### MATERIALS PROVIDED:
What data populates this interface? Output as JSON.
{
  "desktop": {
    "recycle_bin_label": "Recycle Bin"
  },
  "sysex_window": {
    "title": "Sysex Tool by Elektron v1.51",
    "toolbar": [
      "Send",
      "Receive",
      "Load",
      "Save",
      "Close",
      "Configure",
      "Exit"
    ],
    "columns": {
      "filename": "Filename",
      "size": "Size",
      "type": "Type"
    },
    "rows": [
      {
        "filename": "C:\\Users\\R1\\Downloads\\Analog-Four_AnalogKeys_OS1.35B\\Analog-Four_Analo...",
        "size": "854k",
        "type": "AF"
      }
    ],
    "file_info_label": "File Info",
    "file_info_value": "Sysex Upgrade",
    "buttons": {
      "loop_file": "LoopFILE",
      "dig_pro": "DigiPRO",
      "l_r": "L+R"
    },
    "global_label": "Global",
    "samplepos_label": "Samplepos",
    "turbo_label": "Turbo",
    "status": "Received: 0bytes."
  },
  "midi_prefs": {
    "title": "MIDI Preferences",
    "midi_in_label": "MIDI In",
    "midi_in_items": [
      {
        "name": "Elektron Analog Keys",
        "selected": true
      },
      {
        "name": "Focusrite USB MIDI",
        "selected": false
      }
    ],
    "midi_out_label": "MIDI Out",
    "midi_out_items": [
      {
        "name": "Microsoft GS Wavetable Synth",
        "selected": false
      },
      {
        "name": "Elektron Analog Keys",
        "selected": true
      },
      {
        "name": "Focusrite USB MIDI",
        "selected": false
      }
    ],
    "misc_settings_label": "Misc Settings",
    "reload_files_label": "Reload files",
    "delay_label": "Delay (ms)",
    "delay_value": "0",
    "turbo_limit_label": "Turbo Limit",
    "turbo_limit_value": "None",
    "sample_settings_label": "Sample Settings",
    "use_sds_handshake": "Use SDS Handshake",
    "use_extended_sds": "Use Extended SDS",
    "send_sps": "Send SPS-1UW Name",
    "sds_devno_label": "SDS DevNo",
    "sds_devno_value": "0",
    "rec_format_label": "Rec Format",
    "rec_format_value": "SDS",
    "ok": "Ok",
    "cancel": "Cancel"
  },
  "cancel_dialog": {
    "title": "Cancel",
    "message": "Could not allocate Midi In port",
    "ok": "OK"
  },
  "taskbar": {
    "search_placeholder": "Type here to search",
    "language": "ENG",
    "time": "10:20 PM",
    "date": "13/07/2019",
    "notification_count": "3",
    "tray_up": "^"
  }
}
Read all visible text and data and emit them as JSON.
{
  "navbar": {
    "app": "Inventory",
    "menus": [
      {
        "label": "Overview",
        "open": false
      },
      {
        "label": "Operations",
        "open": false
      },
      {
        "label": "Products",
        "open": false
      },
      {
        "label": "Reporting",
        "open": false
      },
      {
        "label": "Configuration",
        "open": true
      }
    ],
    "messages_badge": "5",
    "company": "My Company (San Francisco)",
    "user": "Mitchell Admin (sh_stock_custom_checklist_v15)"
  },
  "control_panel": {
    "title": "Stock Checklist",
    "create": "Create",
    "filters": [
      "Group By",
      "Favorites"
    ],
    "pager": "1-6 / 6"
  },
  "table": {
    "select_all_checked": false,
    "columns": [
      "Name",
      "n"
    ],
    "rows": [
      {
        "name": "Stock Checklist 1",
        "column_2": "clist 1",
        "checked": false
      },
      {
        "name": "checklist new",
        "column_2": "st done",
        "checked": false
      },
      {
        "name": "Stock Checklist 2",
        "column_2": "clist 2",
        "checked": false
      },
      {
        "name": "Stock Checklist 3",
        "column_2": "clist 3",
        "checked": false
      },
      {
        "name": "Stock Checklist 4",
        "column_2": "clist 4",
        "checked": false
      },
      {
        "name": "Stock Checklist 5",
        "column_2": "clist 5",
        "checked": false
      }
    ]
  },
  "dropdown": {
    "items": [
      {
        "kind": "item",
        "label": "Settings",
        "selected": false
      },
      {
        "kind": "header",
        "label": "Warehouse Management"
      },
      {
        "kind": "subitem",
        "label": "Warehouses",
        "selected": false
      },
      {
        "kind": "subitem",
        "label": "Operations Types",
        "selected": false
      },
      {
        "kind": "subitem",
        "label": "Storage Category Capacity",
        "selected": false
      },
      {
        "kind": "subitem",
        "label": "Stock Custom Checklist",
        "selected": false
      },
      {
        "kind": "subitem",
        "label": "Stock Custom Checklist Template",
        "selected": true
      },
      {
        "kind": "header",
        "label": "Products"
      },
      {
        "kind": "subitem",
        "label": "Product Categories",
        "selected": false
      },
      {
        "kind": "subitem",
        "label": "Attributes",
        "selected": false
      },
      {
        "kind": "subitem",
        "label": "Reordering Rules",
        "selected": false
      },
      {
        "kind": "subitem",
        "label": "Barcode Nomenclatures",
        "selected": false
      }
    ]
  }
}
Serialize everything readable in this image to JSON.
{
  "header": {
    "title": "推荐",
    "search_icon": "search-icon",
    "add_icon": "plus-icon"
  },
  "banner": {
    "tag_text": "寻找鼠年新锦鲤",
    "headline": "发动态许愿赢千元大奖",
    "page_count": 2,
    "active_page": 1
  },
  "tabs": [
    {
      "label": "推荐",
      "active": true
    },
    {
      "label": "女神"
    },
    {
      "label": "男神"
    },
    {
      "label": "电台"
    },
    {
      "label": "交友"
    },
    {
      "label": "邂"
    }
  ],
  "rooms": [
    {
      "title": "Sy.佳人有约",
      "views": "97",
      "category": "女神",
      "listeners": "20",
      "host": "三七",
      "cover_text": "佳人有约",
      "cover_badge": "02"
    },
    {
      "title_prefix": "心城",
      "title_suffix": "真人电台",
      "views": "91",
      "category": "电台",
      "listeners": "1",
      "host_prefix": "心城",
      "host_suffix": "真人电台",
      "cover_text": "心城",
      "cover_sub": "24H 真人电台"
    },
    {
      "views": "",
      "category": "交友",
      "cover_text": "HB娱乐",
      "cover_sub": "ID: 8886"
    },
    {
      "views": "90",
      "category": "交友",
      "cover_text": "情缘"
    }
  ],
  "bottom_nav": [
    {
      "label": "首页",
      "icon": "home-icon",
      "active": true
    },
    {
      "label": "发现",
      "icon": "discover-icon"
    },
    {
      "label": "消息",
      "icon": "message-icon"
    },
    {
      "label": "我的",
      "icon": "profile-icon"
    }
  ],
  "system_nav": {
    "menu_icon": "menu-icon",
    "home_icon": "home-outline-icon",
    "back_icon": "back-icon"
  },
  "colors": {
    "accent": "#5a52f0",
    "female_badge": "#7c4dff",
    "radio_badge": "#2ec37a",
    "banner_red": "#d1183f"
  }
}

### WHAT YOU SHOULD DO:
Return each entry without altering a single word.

### SOLVED PROBLEM:
What data populates this interface? Output as JSON.
{
  "desktop": {
    "recycle_bin_label": "Recycle Bin"
  },
  "sysex_window": {
    "title": "Sysex Tool by Elektron v1.51",
    "toolbar": [
      "Send",
      "Receive",
      "Load",
      "Save",
      "Close",
      "Configure",
      "Exit"
    ],
    "columns": {
      "filename": "Filename",
      "size": "Size",
      "type": "Type"
    },
    "rows": [
      {
        "filename": "C:\\Users\\R1\\Downloads\\Analog-Four_AnalogKeys_OS1.35B\\Analog-Four_Analo...",
        "size": "854k",
        "type": "AF"
      }
    ],
    "file_info_label": "File Info",
    "file_info_value": "Sysex Upgrade",
    "buttons": {
      "loop_file": "LoopFILE",
      "dig_pro": "DigiPRO",
      "l_r": "L+R"
    },
    "global_label": "Global",
    "samplepos_label": "Samplepos",
    "turbo_label": "Turbo",
    "status": "Received: 0bytes."
  },
  "midi_prefs": {
    "title": "MIDI Preferences",
    "midi_in_label": "MIDI In",
    "midi_in_items": [
      {
        "name": "Elektron Analog Keys",
        "selected": true
      },
      {
        "name": "Focusrite USB MIDI",
        "selected": false
      }
    ],
    "midi_out_label": "MIDI Out",
    "midi_out_items": [
      {
        "name": "Microsoft GS Wavetable Synth",
        "selected": false
      },
      {
        "name": "Elektron Analog Keys",
        "selected": true
      },
      {
        "name": "Focusrite USB MIDI",
        "selected": false
      }
    ],
    "misc_settings_label": "Misc Settings",
    "reload_files_label": "Reload files",
    "delay_label": "Delay (ms)",
    "delay_value": "0",
    "turbo_limit_label": "Turbo Limit",
    "turbo_limit_value": "None",
    "sample_settings_label": "Sample Settings",
    "use_sds_handshake": "Use SDS Handshake",
    "use_extended_sds": "Use Extended SDS",
    "send_sps": "Send SPS-1UW Name",
    "sds_devno_label": "SDS DevNo",
    "sds_devno_value": "0",
    "rec_format_label": "Rec Format",
    "rec_format_value": "SDS",
    "ok": "Ok",
    "cancel": "Cancel"
  },
  "cancel_dialog": {
    "title": "Cancel",
    "message": "Could not allocate Midi In port",
    "ok": "OK"
  },
  "taskbar": {
    "search_placeholder": "Type here to search",
    "language": "ENG",
    "time": "10:20 PM",
    "date": "13/07/2019",
    "notification_count": "3",
    "tray_up": "^"
  }
}
Read all visible text and data and emit them as JSON.
{
  "navbar": {
    "app": "Inventory",
    "menus": [
      {
        "label": "Overview",
        "open": false
      },
      {
        "label": "Operations",
        "open": false
      },
      {
        "label": "Products",
        "open": false
      },
      {
        "label": "Reporting",
        "open": false
      },
      {
        "label": "Configuration",
        "open": true
      }
    ],
    "messages_badge": "5",
    "company": "My Company (San Francisco)",
    "user": "Mitchell Admin (sh_stock_custom_checklist_v15)"
  },
  "control_panel": {
    "title": "Stock Checklist",
    "create": "Create",
    "filters": [
      "Group By",
      "Favorites"
    ],
    "pager": "1-6 / 6"
  },
  "table": {
    "select_all_checked": false,
    "columns": [
      "Name",
      "n"
    ],
    "rows": [
      {
        "name": "Stock Checklist 1",
        "column_2": "clist 1",
        "checked": false
      },
      {
        "name": "checklist new",
        "column_2": "st done",
        "checked": false
      },
      {
        "name": "Stock Checklist 2",
        "column_2": "clist 2",
        "checked": false
      },
      {
        "name": "Stock Checklist 3",
        "column_2": "clist 3",
        "checked": false
      },
      {
        "name": "Stock Checklist 4",
        "column_2": "clist 4",
        "checked": false
      },
      {
        "name": "Stock Checklist 5",
        "column_2": "clist 5",
        "checked": false
      }
    ]
  },
  "dropdown": {
    "items": [
      {
        "kind": "item",
        "label": "Settings",
        "selected": false
      },
      {
        "kind": "header",
        "label": "Warehouse Management"
      },
      {
        "kind": "subitem",
        "label": "Warehouses",
        "selected": false
      },
      {
        "kind": "subitem",
        "label": "Operations Types",
        "selected": false
      },
      {
        "kind": "subitem",
        "label": "Storage Category Capacity",
        "selected": false
      },
      {
        "kind": "subitem",
        "label": "Stock Custom Checklist",
        "selected": false
      },
      {
        "kind": "subitem",
        "label": "Stock Custom Checklist Template",
        "selected": true
      },
      {
        "kind": "header",
        "label": "Products"
      },
      {
        "kind": "subitem",
        "label": "Product Categories",
        "selected": false
      },
      {
        "kind": "subitem",
        "label": "Attributes",
        "selected": false
      },
      {
        "kind": "subitem",
        "label": "Reordering Rules",
        "selected": false
      },
      {
        "kind": "subitem",
        "label": "Barcode Nomenclatures",
        "selected": false
      }
    ]
  }
}
Serialize everything readable in this image to JSON.
{
  "header": {
    "title": "推荐",
    "search_icon": "search-icon",
    "add_icon": "plus-icon"
  },
  "banner": {
    "tag_text": "寻找鼠年新锦鲤",
    "headline": "发动态许愿赢千元大奖",
    "page_count": 2,
    "active_page": 1
  },
  "tabs": [
    {
      "label": "推荐",
      "active": true
    },
    {
      "label": "女神"
    },
    {
      "label": "男神"
    },
    {
      "label": "电台"
    },
    {
      "label": "交友"
    },
    {
      "label": "邂"
    }
  ],
  "rooms": [
    {
      "title": "Sy.佳人有约",
      "views": "97",
      "category": "女神",
      "listeners": "20",
      "host": "三七",
      "cover_text": "佳人有约",
      "cover_badge": "02"
    },
    {
      "title_prefix": "心城",
      "title_suffix": "真人电台",
      "views": "91",
      "category": "电台",
      "listeners": "1",
      "host_prefix": "心城",
      "host_suffix": "真人电台",
      "cover_text": "心城",
      "cover_sub": "24H 真人电台"
    },
    {
      "views": "",
      "category": "交友",
      "cover_text": "HB娱乐",
      "cover_sub": "ID: 8886"
    },
    {
      "views": "90",
      "category": "交友",
      "cover_text": "情缘"
    }
  ],
  "bottom_nav": [
    {
      "label": "首页",
      "icon": "home-icon",
      "active": true
    },
    {
      "label": "发现",
      "icon": "discover-icon"
    },
    {
      "label": "消息",
      "icon": "message-icon"
    },
    {
      "label": "我的",
      "icon": "profile-icon"
    }
  ],
  "system_nav": {
    "menu_icon": "menu-icon",
    "home_icon": "home-outline-icon",
    "back_icon": "back-icon"
  },
  "colors": {
    "accent": "#5a52f0",
    "female_badge": "#7c4dff",
    "radio_badge": "#2ec37a",
    "banner_red": "#d1183f"
  }
}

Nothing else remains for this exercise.